[Entries from a dataset of interfaces]

****

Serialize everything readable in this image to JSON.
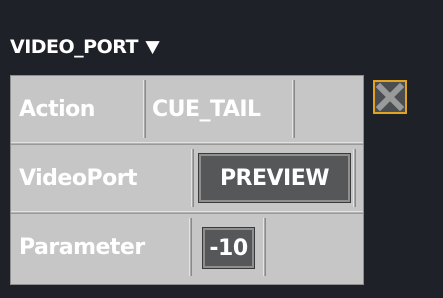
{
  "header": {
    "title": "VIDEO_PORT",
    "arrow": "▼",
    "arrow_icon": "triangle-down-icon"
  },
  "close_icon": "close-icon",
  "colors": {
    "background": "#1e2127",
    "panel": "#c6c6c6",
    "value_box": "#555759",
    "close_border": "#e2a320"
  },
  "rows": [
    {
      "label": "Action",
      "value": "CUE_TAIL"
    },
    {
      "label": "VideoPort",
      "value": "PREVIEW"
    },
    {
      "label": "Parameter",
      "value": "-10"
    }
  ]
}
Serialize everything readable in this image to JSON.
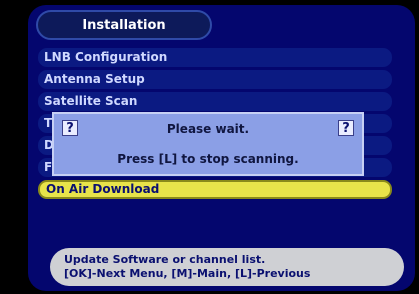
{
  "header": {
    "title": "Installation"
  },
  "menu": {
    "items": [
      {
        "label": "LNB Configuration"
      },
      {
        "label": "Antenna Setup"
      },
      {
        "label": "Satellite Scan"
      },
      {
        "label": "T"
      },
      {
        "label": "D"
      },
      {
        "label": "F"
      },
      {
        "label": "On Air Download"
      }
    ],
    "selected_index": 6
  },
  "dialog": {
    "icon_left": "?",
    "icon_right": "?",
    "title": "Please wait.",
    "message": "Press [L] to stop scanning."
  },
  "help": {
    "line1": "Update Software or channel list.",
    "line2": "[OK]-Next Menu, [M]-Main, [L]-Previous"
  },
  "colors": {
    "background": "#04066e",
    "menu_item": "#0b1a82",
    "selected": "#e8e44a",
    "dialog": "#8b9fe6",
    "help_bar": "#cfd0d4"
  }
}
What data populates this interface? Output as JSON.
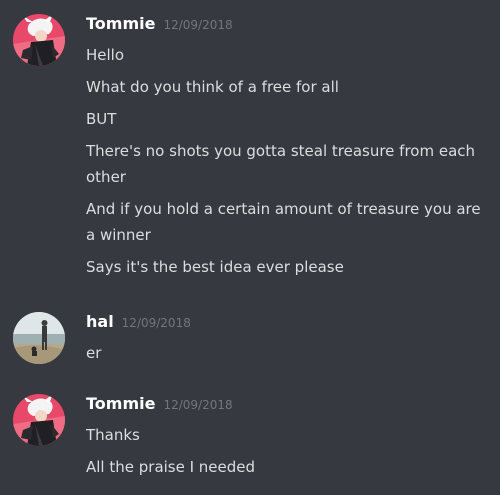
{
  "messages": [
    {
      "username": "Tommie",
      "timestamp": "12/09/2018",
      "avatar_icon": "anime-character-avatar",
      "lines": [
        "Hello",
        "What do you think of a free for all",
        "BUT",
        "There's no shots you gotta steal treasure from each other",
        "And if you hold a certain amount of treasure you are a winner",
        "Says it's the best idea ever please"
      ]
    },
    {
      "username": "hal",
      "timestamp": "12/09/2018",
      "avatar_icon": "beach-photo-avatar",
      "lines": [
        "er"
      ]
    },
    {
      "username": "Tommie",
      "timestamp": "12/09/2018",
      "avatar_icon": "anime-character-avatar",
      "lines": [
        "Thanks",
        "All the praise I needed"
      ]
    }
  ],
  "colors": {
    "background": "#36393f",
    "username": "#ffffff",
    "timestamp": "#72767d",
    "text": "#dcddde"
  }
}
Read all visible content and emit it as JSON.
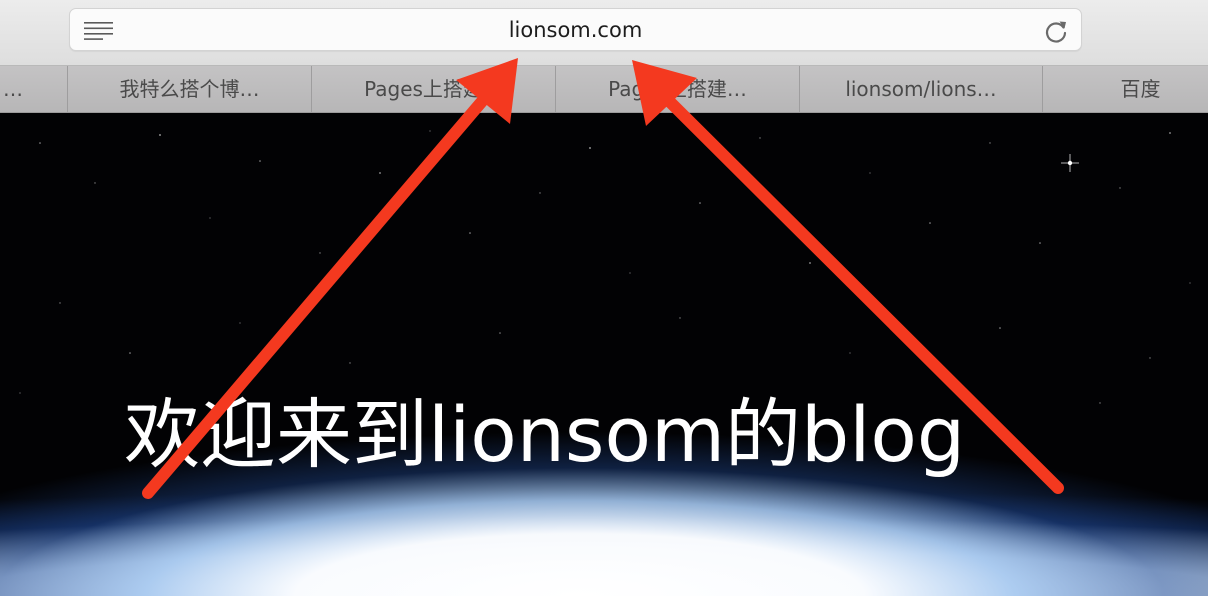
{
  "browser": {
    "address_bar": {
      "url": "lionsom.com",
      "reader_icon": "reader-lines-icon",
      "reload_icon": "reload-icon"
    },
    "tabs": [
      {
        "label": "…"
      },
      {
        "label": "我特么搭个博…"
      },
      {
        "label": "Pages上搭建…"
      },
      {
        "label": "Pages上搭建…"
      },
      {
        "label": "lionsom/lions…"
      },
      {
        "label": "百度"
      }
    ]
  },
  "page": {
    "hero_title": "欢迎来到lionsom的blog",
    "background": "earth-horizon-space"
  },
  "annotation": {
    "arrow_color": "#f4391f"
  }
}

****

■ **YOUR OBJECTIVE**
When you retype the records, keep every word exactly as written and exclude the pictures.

■ **TASK RESULT**
Serialize everything readable in this image to JSON.
{
  "header": {
    "title": "VIDEO_PORT",
    "arrow": "▼",
    "arrow_icon": "triangle-down-icon"
  },
  "close_icon": "close-icon",
  "colors": {
    "background": "#1e2127",
    "panel": "#c6c6c6",
    "value_box": "#555759",
    "close_border": "#e2a320"
  },
  "rows": [
    {
      "label": "Action",
      "value": "CUE_TAIL"
    },
    {
      "label": "VideoPort",
      "value": "PREVIEW"
    },
    {
      "label": "Parameter",
      "value": "-10"
    }
  ]
}
Serialize everything readable in this image to JSON.
{
  "header": {
    "title": "Installation"
  },
  "menu": {
    "items": [
      {
        "label": "LNB Configuration"
      },
      {
        "label": "Antenna Setup"
      },
      {
        "label": "Satellite Scan"
      },
      {
        "label": "T"
      },
      {
        "label": "D"
      },
      {
        "label": "F"
      },
      {
        "label": "On Air Download"
      }
    ],
    "selected_index": 6
  },
  "dialog": {
    "icon_left": "?",
    "icon_right": "?",
    "title": "Please wait.",
    "message": "Press [L] to stop scanning."
  },
  "help": {
    "line1": "Update Software or channel list.",
    "line2": "[OK]-Next Menu, [M]-Main, [L]-Previous"
  },
  "colors": {
    "background": "#04066e",
    "menu_item": "#0b1a82",
    "selected": "#e8e44a",
    "dialog": "#8b9fe6",
    "help_bar": "#cfd0d4"
  }
}
What data populates this interface? Output as JSON.
{
  "messages": [
    {
      "username": "Tommie",
      "timestamp": "12/09/2018",
      "avatar_icon": "anime-character-avatar",
      "lines": [
        "Hello",
        "What do you think of a free for all",
        "BUT",
        "There's no shots you gotta steal treasure from each other",
        "And if you hold a certain amount of treasure you are a winner",
        "Says it's the best idea ever please"
      ]
    },
    {
      "username": "hal",
      "timestamp": "12/09/2018",
      "avatar_icon": "beach-photo-avatar",
      "lines": [
        "er"
      ]
    },
    {
      "username": "Tommie",
      "timestamp": "12/09/2018",
      "avatar_icon": "anime-character-avatar",
      "lines": [
        "Thanks",
        "All the praise I needed"
      ]
    }
  ],
  "colors": {
    "background": "#36393f",
    "username": "#ffffff",
    "timestamp": "#72767d",
    "text": "#dcddde"
  }
}
Read all visible content and emit it as JSON.
{
  "browser": {
    "address_bar": {
      "url": "lionsom.com",
      "reader_icon": "reader-lines-icon",
      "reload_icon": "reload-icon"
    },
    "tabs": [
      {
        "label": "…"
      },
      {
        "label": "我特么搭个博…"
      },
      {
        "label": "Pages上搭建…"
      },
      {
        "label": "Pages上搭建…"
      },
      {
        "label": "lionsom/lions…"
      },
      {
        "label": "百度"
      }
    ]
  },
  "page": {
    "hero_title": "欢迎来到lionsom的blog",
    "background": "earth-horizon-space"
  },
  "annotation": {
    "arrow_color": "#f4391f"
  }
}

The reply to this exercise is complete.